Afghanistan’s presidential election will be held on April 5, 2014, months ahead of the final withdrawal of Nato combat troops from the insurgency-plagued nation, a poll official said on Tuesday.
President Hamid Karzai, who is serving his second term, is constitutionally barred from running in the election and has been under pressure from opposition groups to announce the date.
Afghanistan’s Independent Election Commission said in a statement that the date for the vote was set and would be officially announced at a press conference on Wednesday.
But a senior official in the commission said on condition of anonymity that the scheduled date was “Hamal 16, 1393”, referring to the Afghan solar calendar. The date coincides with April 5, 2014.
Karzai’s re-election in 2009 was marred by widespread allegations of fraud, and the credibility of the next vote is seen as crucial to Afghanistan’s stability after the Nato withdrawal.
“The transparency and credibility of the elections are of paramount importance for Nato,” its spokesman in Afghanistan, Dominic Medley, said last week.
The International Crisis Group think-tank warned this month that the Kabul government could fall apart after Nato troops withdraw, particularly if the presidential elections are plagued by fraud.
The Afghan government announced last week that it will not accept foreigners on a key election watchdog for the presidential elections, a move that may undermine the credibility of the poll.

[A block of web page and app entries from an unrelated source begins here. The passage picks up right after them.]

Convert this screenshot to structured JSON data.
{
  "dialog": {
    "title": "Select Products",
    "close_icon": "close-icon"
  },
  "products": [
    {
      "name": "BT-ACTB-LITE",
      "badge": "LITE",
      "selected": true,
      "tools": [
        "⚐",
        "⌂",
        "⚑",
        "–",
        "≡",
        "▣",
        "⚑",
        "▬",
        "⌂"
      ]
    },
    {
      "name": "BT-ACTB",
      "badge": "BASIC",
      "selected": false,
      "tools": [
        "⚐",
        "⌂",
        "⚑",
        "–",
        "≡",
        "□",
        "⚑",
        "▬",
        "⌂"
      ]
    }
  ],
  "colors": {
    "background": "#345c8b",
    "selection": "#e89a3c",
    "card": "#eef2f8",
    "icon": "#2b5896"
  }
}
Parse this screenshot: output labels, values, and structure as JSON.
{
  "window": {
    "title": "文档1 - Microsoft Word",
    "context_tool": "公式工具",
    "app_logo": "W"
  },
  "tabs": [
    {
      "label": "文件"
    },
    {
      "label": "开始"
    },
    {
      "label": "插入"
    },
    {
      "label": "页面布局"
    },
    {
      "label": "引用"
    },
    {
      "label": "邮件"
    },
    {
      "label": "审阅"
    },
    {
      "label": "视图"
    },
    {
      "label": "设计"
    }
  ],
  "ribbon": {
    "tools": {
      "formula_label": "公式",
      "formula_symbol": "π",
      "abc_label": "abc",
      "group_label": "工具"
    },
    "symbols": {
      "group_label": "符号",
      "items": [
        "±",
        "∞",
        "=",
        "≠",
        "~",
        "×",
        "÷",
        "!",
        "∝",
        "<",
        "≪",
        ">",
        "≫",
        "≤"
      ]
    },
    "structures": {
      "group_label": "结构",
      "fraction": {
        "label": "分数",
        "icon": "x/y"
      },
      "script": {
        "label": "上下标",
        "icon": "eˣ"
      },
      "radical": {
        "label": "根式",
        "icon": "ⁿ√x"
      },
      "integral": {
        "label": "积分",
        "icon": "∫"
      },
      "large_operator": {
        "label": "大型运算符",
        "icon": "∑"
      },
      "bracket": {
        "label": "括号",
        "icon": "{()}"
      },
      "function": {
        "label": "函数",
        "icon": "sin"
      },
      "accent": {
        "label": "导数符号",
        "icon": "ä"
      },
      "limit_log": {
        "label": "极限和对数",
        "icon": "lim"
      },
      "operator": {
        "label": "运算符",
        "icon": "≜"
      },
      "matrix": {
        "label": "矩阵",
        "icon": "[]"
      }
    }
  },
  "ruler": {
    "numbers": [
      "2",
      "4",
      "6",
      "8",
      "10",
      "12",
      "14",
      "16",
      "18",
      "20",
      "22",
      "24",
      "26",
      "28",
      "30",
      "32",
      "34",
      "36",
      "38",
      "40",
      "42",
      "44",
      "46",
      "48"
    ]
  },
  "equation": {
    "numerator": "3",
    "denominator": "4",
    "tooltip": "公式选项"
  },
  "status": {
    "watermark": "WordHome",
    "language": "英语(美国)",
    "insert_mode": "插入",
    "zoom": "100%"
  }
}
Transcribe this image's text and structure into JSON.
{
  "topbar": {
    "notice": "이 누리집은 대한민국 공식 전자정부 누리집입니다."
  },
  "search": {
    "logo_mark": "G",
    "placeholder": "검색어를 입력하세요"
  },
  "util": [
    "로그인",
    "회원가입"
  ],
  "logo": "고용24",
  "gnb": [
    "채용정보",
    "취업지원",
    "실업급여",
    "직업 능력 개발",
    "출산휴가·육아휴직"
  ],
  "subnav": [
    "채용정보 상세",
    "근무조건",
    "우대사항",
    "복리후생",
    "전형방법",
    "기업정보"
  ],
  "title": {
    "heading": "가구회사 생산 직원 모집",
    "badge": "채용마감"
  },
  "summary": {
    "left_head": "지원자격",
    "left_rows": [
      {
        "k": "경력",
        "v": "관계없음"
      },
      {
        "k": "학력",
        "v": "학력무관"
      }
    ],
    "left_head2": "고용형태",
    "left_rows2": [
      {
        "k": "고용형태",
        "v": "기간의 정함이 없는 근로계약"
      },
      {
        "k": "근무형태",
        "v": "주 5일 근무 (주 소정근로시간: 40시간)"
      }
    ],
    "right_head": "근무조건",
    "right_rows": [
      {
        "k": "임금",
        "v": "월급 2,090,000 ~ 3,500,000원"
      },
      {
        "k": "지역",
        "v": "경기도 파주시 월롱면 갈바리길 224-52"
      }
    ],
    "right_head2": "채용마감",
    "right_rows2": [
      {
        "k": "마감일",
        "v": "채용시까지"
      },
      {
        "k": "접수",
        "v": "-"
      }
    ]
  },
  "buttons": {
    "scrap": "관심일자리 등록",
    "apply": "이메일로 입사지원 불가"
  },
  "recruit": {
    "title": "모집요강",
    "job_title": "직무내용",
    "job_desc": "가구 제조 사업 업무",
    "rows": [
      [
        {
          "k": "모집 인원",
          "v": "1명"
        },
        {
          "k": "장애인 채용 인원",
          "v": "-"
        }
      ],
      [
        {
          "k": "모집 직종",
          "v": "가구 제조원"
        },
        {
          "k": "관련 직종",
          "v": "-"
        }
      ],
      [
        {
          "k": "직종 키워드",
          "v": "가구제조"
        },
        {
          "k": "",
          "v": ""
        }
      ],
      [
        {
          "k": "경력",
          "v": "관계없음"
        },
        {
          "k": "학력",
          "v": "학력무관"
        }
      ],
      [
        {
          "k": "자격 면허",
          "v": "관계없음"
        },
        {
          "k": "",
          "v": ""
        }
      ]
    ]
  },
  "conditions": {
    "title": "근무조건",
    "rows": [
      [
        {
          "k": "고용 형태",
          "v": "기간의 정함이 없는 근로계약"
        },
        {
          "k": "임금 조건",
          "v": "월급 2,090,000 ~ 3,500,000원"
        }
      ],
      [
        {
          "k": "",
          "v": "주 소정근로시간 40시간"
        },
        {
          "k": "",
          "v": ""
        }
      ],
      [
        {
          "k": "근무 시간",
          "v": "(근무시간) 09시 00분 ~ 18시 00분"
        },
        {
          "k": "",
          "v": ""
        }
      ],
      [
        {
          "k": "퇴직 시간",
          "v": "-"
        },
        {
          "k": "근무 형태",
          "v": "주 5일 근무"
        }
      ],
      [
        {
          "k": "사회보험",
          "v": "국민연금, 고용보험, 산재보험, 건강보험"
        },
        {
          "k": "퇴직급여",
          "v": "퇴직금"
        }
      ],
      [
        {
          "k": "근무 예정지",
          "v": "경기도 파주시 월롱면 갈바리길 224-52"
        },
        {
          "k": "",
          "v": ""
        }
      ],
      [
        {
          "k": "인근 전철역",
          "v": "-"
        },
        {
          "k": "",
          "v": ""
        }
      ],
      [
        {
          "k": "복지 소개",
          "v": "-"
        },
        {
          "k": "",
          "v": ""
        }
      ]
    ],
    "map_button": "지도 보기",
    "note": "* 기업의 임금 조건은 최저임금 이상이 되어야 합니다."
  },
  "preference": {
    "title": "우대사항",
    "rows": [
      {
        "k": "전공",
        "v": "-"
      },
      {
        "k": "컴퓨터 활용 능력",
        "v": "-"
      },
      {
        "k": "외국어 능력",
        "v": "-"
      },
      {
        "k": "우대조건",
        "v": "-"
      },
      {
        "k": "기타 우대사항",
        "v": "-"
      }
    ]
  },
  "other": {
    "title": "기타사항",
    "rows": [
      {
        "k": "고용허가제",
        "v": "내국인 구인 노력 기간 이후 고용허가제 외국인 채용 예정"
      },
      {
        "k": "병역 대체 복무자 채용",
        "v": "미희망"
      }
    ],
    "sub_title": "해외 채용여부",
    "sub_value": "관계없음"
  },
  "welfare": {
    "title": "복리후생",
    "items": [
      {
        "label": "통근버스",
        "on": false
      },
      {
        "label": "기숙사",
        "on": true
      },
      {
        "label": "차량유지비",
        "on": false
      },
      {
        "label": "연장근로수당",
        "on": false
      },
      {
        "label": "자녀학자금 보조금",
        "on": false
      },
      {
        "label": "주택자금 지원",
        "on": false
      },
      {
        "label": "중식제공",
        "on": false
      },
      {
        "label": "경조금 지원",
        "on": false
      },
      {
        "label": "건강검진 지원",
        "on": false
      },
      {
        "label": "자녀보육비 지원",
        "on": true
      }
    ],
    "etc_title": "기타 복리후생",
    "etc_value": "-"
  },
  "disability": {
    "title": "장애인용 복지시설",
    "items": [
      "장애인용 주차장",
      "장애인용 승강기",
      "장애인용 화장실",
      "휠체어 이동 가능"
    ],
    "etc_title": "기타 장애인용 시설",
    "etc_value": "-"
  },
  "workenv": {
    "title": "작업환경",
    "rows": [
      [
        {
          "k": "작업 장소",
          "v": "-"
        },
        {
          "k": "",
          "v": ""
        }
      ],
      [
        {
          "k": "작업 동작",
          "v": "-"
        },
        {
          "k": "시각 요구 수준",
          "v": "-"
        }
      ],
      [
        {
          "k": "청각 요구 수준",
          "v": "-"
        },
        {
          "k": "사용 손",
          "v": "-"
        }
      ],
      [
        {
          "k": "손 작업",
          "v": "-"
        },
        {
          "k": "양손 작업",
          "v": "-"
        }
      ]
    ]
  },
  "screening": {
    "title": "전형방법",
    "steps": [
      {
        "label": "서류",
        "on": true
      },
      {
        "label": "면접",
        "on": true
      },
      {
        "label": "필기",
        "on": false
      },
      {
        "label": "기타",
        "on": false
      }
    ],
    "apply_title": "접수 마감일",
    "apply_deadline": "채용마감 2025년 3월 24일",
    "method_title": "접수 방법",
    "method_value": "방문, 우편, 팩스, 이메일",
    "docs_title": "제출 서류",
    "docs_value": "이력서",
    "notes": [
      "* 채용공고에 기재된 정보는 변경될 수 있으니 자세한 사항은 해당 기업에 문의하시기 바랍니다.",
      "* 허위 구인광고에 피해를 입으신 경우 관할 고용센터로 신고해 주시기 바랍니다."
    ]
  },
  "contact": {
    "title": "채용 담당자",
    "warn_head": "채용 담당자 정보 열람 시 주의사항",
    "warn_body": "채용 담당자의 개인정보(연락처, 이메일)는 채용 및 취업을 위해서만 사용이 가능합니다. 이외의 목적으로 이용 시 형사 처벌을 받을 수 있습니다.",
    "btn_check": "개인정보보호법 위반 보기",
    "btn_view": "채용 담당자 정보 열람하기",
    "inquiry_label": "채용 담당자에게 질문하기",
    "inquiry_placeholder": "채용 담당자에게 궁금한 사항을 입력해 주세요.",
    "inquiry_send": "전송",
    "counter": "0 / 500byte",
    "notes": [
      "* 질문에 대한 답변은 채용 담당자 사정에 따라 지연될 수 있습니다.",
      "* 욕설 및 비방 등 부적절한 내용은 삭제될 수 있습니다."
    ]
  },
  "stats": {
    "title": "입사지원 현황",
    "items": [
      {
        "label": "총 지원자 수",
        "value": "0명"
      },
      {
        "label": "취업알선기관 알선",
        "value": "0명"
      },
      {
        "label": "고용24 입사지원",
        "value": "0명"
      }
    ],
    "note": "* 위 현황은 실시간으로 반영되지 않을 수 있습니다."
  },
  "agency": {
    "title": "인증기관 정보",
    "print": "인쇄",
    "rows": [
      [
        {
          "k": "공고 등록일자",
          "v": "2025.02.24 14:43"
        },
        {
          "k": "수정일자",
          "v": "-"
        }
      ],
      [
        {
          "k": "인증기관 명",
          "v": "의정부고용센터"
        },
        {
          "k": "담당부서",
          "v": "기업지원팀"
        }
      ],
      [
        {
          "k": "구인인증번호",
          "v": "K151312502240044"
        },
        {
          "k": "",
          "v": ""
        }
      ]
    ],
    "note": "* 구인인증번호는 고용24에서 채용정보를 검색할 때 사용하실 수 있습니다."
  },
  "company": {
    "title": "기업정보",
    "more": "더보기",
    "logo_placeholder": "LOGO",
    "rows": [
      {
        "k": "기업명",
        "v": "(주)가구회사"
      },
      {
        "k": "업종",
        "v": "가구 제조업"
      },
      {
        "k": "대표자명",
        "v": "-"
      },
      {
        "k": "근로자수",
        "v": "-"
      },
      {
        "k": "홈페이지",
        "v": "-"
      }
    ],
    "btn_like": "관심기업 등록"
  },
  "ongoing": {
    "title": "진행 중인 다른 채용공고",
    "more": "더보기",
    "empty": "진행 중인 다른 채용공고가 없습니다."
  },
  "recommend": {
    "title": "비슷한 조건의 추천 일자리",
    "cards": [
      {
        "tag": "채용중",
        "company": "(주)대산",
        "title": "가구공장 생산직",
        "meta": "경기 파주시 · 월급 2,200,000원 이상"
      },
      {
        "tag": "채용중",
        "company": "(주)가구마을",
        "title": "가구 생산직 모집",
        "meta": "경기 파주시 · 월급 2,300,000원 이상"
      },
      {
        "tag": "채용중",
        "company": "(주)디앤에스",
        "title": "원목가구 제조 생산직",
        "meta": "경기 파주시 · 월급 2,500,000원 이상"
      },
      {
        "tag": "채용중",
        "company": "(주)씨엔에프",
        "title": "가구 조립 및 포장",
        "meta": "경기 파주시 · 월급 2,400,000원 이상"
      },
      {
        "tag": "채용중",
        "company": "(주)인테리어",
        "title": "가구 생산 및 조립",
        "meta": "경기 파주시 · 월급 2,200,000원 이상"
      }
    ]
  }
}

Karzai said the presence of foreigners in the Electoral Complaints Commission went against the “sovereignty of Afghanistan”, suggesting that the two foreigners on the five-member body will be removed.
Karzai’s spokesman, Aimal Faizi, said foreigners were still welcome as election monitors but the government was able to ensure the poll was fair.
Karzai has been the only elected head of state in Afghanistan since a 2001 US-led invasion brought down the hardline Islamist Taliban regime.